Not too far in the future, doctors may be using technology invented by a team of scientists at MIT to monitor patients’ vital signs by having them swallow an electronic device that can measure heart rate and breathing rate from within the gastrointestinal tract.
This type of sensor, they say, could make it easier to assess trauma patients, monitor soldiers in battle, perform longterm evaluation of patients with chronic illnesses, or improve training for professional and amateur athletes.
The new sensor calculates heart and breathing rates from the distinctive sound waves produced by the beating of the heart and the inhalation and exhalation of the lungs, they explained. (See Figure 1)
“Through characterization of the acoustic wave, recorded from different parts of the GI tract, we found that we could measure both heart rate and respiratory rate with good accuracy,” said Giovanni Traverso, a research affiliate at MIT’s Koch Institute for Integrative Cancer Research, and gastroenterologist at Massachusetts General Hospital.
How It Works
The researchers were inspired by existing ingestible devices that can measure body temperature, as well as others that can take internal digestive tract images. They decided to combine the two technologies and design a sensor that would measure heart and respiratory rate, as well as temperature, from inside the digestive tract.
The simplest way to achieve this, they decided, would be to listen to the body using a small microphone. The researchers essentially created “an extremely tiny stethoscope that you can swallow,” said team member Albert Swiston, a technical staff member at Lincoln Laboratory. “Using the same sensor, we can collect both your heart sounds and your lung sounds. That’s one of the advantages of our approach—we can use one sensor to get two pieces of information,” he explained.
In order to translate the acoustic data into heart and breathing rates, the researchers had to devise signal processing systems that distinguish the sounds produced by the heart and lungs from each other, as well as from background noise produced by the digestive tract and other parts of the body.

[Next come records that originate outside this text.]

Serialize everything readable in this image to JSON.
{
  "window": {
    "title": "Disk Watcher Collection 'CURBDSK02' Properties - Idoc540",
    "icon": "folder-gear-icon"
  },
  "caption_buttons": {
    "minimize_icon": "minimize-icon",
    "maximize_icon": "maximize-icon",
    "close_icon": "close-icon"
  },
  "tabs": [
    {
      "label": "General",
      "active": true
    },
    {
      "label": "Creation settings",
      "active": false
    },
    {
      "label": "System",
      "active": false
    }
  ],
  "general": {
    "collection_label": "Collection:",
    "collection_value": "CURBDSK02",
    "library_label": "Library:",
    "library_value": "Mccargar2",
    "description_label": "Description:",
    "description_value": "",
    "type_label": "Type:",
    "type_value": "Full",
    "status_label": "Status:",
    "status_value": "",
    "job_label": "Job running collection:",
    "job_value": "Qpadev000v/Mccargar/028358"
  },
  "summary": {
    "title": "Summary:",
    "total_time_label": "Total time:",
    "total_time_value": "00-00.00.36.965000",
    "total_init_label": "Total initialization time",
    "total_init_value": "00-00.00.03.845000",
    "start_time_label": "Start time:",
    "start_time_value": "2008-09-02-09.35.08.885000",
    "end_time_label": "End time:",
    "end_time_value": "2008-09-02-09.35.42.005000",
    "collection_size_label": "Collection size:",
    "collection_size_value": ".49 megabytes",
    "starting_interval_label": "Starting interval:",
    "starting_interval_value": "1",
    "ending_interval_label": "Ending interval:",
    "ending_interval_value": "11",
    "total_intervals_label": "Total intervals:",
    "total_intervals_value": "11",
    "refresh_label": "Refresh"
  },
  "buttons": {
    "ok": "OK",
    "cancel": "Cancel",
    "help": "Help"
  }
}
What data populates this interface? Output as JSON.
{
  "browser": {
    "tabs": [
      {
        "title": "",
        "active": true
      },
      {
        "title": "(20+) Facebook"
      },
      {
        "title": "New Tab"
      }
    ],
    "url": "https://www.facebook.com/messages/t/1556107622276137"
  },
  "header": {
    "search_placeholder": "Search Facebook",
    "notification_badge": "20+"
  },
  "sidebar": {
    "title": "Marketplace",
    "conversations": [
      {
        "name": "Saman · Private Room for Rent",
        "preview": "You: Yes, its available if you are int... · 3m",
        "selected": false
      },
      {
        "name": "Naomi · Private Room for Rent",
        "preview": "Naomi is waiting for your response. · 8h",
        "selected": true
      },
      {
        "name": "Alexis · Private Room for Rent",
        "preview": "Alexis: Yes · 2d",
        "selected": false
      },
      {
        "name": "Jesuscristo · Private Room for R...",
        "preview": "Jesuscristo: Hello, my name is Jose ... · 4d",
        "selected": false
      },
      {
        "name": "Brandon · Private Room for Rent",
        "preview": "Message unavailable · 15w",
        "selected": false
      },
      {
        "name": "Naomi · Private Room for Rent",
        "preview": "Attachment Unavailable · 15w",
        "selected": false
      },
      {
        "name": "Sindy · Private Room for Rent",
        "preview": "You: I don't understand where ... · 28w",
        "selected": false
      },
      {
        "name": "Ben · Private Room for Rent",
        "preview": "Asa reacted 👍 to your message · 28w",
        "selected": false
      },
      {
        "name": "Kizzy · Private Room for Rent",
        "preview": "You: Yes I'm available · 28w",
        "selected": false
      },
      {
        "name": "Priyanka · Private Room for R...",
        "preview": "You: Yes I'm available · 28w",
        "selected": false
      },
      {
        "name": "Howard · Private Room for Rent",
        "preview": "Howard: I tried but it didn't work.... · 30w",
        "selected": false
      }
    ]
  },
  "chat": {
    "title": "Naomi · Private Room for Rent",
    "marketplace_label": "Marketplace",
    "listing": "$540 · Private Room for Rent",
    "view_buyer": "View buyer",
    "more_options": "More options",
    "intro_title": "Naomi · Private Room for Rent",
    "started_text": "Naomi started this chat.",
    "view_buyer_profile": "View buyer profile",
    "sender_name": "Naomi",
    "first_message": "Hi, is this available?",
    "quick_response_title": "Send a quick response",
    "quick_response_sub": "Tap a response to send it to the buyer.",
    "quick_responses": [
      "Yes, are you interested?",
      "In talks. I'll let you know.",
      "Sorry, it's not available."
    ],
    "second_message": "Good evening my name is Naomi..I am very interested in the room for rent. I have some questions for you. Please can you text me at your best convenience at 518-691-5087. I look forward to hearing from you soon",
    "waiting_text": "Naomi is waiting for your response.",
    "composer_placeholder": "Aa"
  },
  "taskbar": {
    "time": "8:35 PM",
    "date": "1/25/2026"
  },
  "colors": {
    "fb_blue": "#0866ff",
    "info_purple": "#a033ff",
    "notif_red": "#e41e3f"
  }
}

The entire sensor is about the size of a multivitamin pill and consists of a tiny microphone packaged in a silicone capsule, along with electronics that process the sound and wirelessly send radio signals to an external receiver, with a range of about 3 meters.
In tests along the GI tract of pigs, the researchers found that the device could accurately pick up heart rate and respiratory rate, even when conditions such as the amount of food being digested were varied. The researchers expect that the device would remain in the digestive tract for only a day or two, so for longerterm monitoring, patients would swallow new capsules as needed.
In the future, the researchers plan to design sensors that could diagnose heart conditions such as abnormal heart rhythms, or breathing problems including emphysema or asthma. Currently doctors require patients to wear a harness (Holter) monitor for up to a week to detect such problems, but these often fail to produce a diagnosis because patients are uncomfortable wearing them 24 hours a day.
“If you could ingest a device that would listen for those pathological sounds, rather than wearing an electrical monitor, that would improve patient compliance,” Swiston said.
The researchers also hope to create sensors that would not only diagnose a problem but also deliver a drug to treat it.
For more information, visit http://news.mit.edu .